Born 1951
Auckland, New Zealand
Pen name Julie Parsons
Occupation Writer
Genre Romance, Detective

Julie Parsons (born in 1951 near Auckland in New Zealand) was a radio and television producer before becoming an author of detective novels.

Early life[edit]
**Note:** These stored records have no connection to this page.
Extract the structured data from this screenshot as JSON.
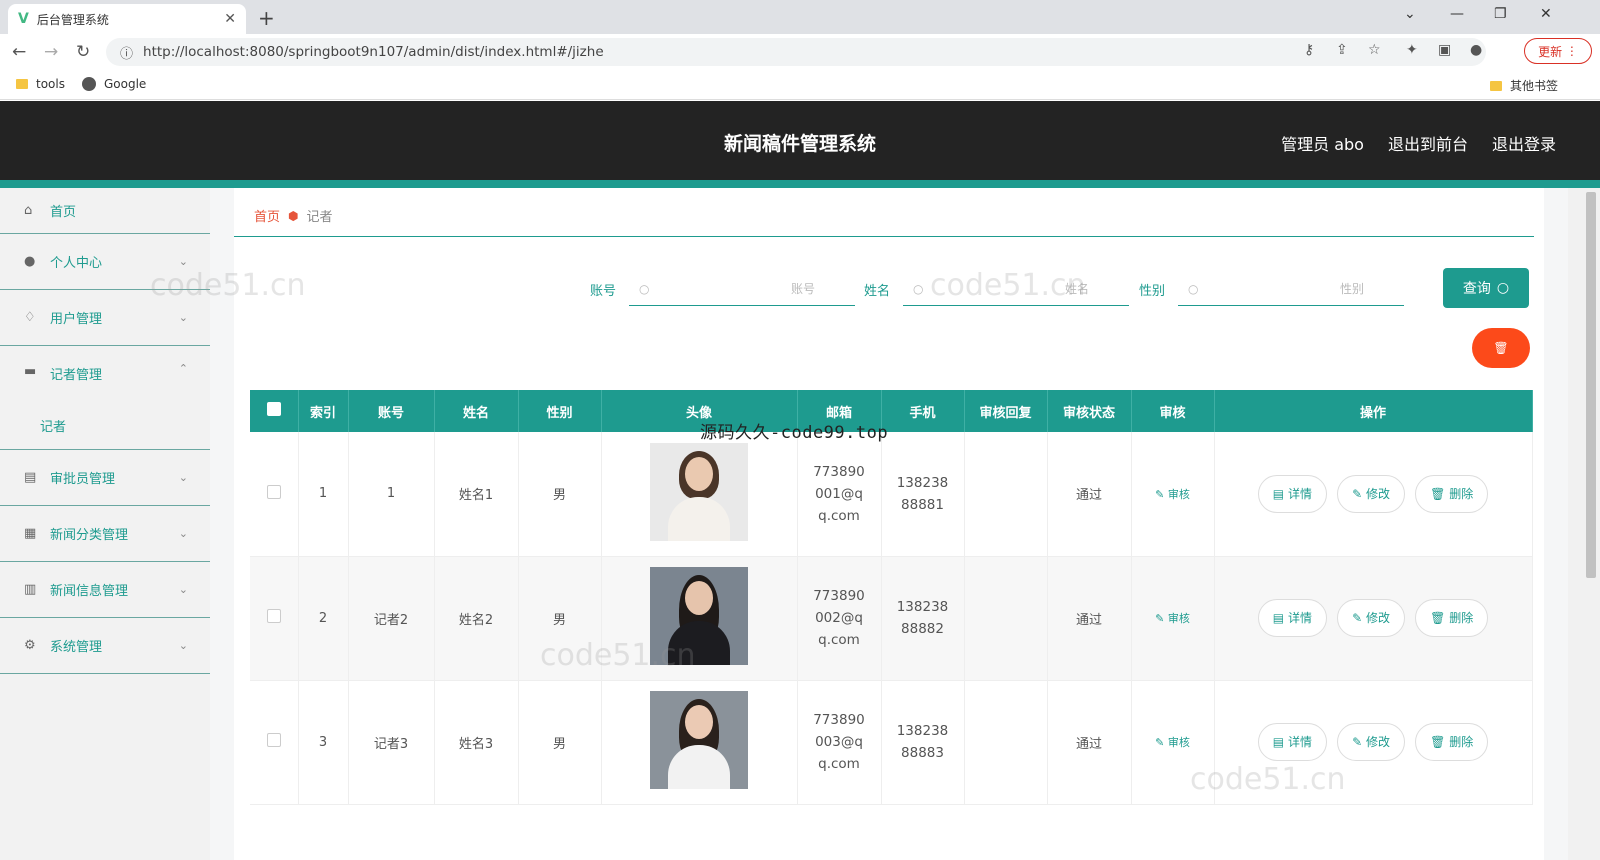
{
  "browser": {
    "tab_title": "后台管理系统",
    "url": "http://localhost:8080/springboot9n107/admin/dist/index.html#/jizhe",
    "update_label": "更新",
    "bookmarks": [
      "tools",
      "Google"
    ],
    "other_bookmarks": "其他书签"
  },
  "header": {
    "title": "新闻稿件管理系统",
    "links": [
      "管理员 abo",
      "退出到前台",
      "退出登录"
    ]
  },
  "sidebar": {
    "items": [
      {
        "label": "首页",
        "icon": "home-icon"
      },
      {
        "label": "个人中心",
        "icon": "user-icon"
      },
      {
        "label": "用户管理",
        "icon": "bell-off-icon"
      },
      {
        "label": "记者管理",
        "icon": "ticket-icon"
      },
      {
        "label": "审批员管理",
        "icon": "chart-icon"
      },
      {
        "label": "新闻分类管理",
        "icon": "grid-icon"
      },
      {
        "label": "新闻信息管理",
        "icon": "clipboard-icon"
      },
      {
        "label": "系统管理",
        "icon": "gear-icon"
      }
    ],
    "sub_item": "记者"
  },
  "breadcrumb": {
    "home": "首页",
    "current": "记者"
  },
  "search": {
    "fields": [
      {
        "label": "账号",
        "placeholder": "账号"
      },
      {
        "label": "姓名",
        "placeholder": "姓名"
      },
      {
        "label": "性别",
        "placeholder": "性别"
      }
    ],
    "query_label": "查询"
  },
  "table": {
    "headers": [
      "索引",
      "账号",
      "姓名",
      "性别",
      "头像",
      "邮箱",
      "手机",
      "审核回复",
      "审核状态",
      "审核",
      "操作"
    ],
    "rows": [
      {
        "index": "1",
        "account": "1",
        "name": "姓名1",
        "gender": "男",
        "email": "773890001@qq.com",
        "phone": "13823888881",
        "reply": "",
        "status": "通过",
        "audit": "审核"
      },
      {
        "index": "2",
        "account": "记者2",
        "name": "姓名2",
        "gender": "男",
        "email": "773890002@qq.com",
        "phone": "13823888882",
        "reply": "",
        "status": "通过",
        "audit": "审核"
      },
      {
        "index": "3",
        "account": "记者3",
        "name": "姓名3",
        "gender": "男",
        "email": "773890003@qq.com",
        "phone": "13823888883",
        "reply": "",
        "status": "通过",
        "audit": "审核"
      }
    ],
    "actions": [
      "详情",
      "修改",
      "删除"
    ]
  },
  "watermark": {
    "site": "code51.cn",
    "center": "源码久久-code99.top"
  },
  "colors": {
    "accent": "#1e9b8f",
    "header": "#232323",
    "danger": "#fc4a1a",
    "breadcrumb": "#e6543a"
  }
}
Parsons was born to Andy, an ex-Army doctor who had been awarded the Military Cross for bravery, and Elizabeth Parsons, who had served in the Women's Royal Naval Service during the Second World War. Her parents had left Ireland in 1947 after returning from the war. In 1955 her father was lost at sea in the South Pacific and never found. He was on a boat for a mission to the remote Tokelau Islands. The boat was later found but not the people on board.[1][2] In 1963, after her father was legally declared dead, she returned to Ireland with her mother and three siblings.[3] She studied social sciences and sociology of music at University College Dublin.

Career[edit]

Parsons worked for Raidió Teilifís Éireann for 13 years as producer on The Gay Byrne Show[4] and the Pat Kenny Show on Radio One as well as many television shows.[1][2][5]

In 1998 she turned to detective fiction when she published her first novel, Mary Mary which became an Irish bestseller and was published in over 17 countries. She has since published a number of other novels.[2][5][6][7][8]

Parsons has won awards for her work and been the judge on competitions like the Francis McManus Award and the P.J. O'Connor Radio Drama Award.[9][10] Parsons lives in Dún Laoghaire.[11]

Bibliography[edit]

Michael McLoughlin Series[edit]

  • Mary Mary (1998)
  • I Saw You (2007)

Other novels[edit]

  • The Courtship Gift (1999)
  • Eager to Please (2000)
  • The Guilty Heart (2003)
  • The Smoking Room (2004)
  • The Hourglass (2005)

References[edit]

  1. ^ a b "Biography". Official Website.
  2. ^ a b c Catherine Hunt. "Interview with JULIE PARSONS". Shots.
  3. ^ "Childhood memories". Irish Independent. 17 September 2000.
  4. ^ "Exit the great entertainer". Irish Independent. 23 May 1999.
  5. ^ a b "Irish Writers Online".
  6. ^ "Official website".
  7. ^ "PanMacmillan Authors". Pan MacMillan.
  8. ^ Mary O'Sullivan (4 December 2005). "when even a lipstick can become an accessory to murder". Irish Independent.
  9. ^ "Short Story Competition Returns". Radio today.
  10. ^ "P.J. O'Connor Radio Drama Award". RTE.
  11. ^ "On Writers Block". Irish Independent. 2 September 2003.